APDS global patient support group launched!

I know that it can be difficult receiving a diagnosis of APDS – then finding that you don’t know anyone else with the condition. It can feel isolating and frightening for patients. After a couple of patients and families approached me directly I have decided to set up a Facebook support group.

I’d love it if you applied to join. You can find the group here.

You are not alone.

Best,

Ed Banham-Hall

Learn about APDS

This is a non-technical overview of APDS that covers questions commonly asked by patients with APDS.

What is Activated PI3 Kinase Delta Syndrome?

Activated PI3 Kinase Delta Syndrome (APDS) is a rare cause of immunodeficiency that can cause recurrent infections of the ear, sinuses, and lungs (sometimes called “pneumonia” or “bronchiectasis”). Some patients also suffer from severe infections by a type of virus caused by Herpesvirus, such as Chickenpox. These infections are so severe and so frequent that a doctor makes a diagnosis of “immunodeficiency”. Having had one nasty infection on one occasion is not enough – all the patients discovered so far have been registered with a specialist hospital clinic for patients with known immune problems.

How do I know if I have APDS?

Currently the only way to prove whether or not you have APDS is if your doctor organises genetic testing. For now, we are only recommending this in patients with Primary Immunodeficiency or Hyper-IgM Syndrome. If you have one of these diagnoses, consider asking your clinician at your next outpatient appointment.

If you are not already diagnosed with a Primary Immunodeficiency or Hyper-IgM Syndrome it is unlikely that you have the genetic mutation that causes APDS, and testing is not currently recommended.

How does APDS affect people?

APDS can affect different patients in different ways. The most common feature is being prone to severe infections that lead to having to come into hospital. However some patients may also have very severe infections from Chickenpox, an enlarged spleen, or swollen lymph nodes (“glands”).

Can I catch ADPS?

No. APDS is a genetic mutation, so can’t be transmitted like an infection. If one of your parents has APDS there is a 50% chance that you could inherit the mutation. Additionally some patients have healthy parents, but acquire the mutation through a random new mutation.

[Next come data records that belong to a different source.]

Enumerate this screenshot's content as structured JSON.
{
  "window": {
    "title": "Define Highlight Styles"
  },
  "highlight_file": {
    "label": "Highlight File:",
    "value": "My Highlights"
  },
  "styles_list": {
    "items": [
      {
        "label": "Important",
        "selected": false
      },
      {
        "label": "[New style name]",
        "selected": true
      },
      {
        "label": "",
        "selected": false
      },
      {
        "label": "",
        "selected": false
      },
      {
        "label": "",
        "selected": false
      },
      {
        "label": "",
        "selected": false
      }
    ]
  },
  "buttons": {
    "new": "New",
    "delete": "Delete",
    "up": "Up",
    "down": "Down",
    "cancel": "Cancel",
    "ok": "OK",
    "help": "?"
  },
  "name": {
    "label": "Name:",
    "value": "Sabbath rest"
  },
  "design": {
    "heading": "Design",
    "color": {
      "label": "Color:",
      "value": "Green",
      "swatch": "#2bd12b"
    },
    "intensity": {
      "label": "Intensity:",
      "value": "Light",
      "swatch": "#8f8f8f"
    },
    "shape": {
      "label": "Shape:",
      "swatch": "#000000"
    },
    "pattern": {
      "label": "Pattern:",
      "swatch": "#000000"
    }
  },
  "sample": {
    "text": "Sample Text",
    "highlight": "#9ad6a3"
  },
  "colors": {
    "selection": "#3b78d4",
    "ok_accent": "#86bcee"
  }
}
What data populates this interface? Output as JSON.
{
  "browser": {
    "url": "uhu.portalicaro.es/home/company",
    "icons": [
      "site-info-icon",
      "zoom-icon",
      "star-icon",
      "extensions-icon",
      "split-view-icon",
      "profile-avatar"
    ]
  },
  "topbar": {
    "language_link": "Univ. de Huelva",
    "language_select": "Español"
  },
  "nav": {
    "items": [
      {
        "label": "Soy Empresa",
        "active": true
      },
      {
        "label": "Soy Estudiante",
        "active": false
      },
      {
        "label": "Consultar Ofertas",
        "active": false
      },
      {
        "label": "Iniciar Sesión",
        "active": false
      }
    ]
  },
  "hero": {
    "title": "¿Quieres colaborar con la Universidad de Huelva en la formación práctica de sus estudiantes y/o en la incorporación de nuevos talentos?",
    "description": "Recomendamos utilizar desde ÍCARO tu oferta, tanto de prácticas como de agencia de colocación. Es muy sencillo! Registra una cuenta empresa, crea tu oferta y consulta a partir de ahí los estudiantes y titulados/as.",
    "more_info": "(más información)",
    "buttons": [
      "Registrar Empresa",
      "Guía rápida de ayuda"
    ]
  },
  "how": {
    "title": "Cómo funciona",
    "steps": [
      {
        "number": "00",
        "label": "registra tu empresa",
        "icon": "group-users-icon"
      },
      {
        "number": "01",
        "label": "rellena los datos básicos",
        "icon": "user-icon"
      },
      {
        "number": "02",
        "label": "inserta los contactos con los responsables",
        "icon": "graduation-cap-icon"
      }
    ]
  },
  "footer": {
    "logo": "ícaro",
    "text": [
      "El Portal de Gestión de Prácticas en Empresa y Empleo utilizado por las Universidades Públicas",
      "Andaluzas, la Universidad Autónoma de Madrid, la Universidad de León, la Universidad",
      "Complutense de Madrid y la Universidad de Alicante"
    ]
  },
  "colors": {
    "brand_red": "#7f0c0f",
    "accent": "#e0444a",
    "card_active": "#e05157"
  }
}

How can I find out more about APDS?

This website has been set up by a group of scientists who discovered APDS to provide education and resources for patients and doctors. If you have questions you can contact us by email and we’ll do our best to help out.

The APDS patient registry

Learn about the APDS patient registry

The APDS patient registry is intended to advance the research and development of treatments, therapies and care for all those diagnosed with APDS.

APDS is currently thought to be a rare disease. Many specialist units will only look after a small number of patients – or perhaps only one – and if new treatments become available it could prove hard to spread information and knowledge rapidly to patients and doctors.

If potential new treatments are developed, this registry may be used to reach as many patients as possible to discuss participation in clinical studies.

We are in the process of conducting the consent, data protection and ethical review process necessary to begin recruitment to the APDS patient registry.

Please keep checking back!

The APDSyndrome team.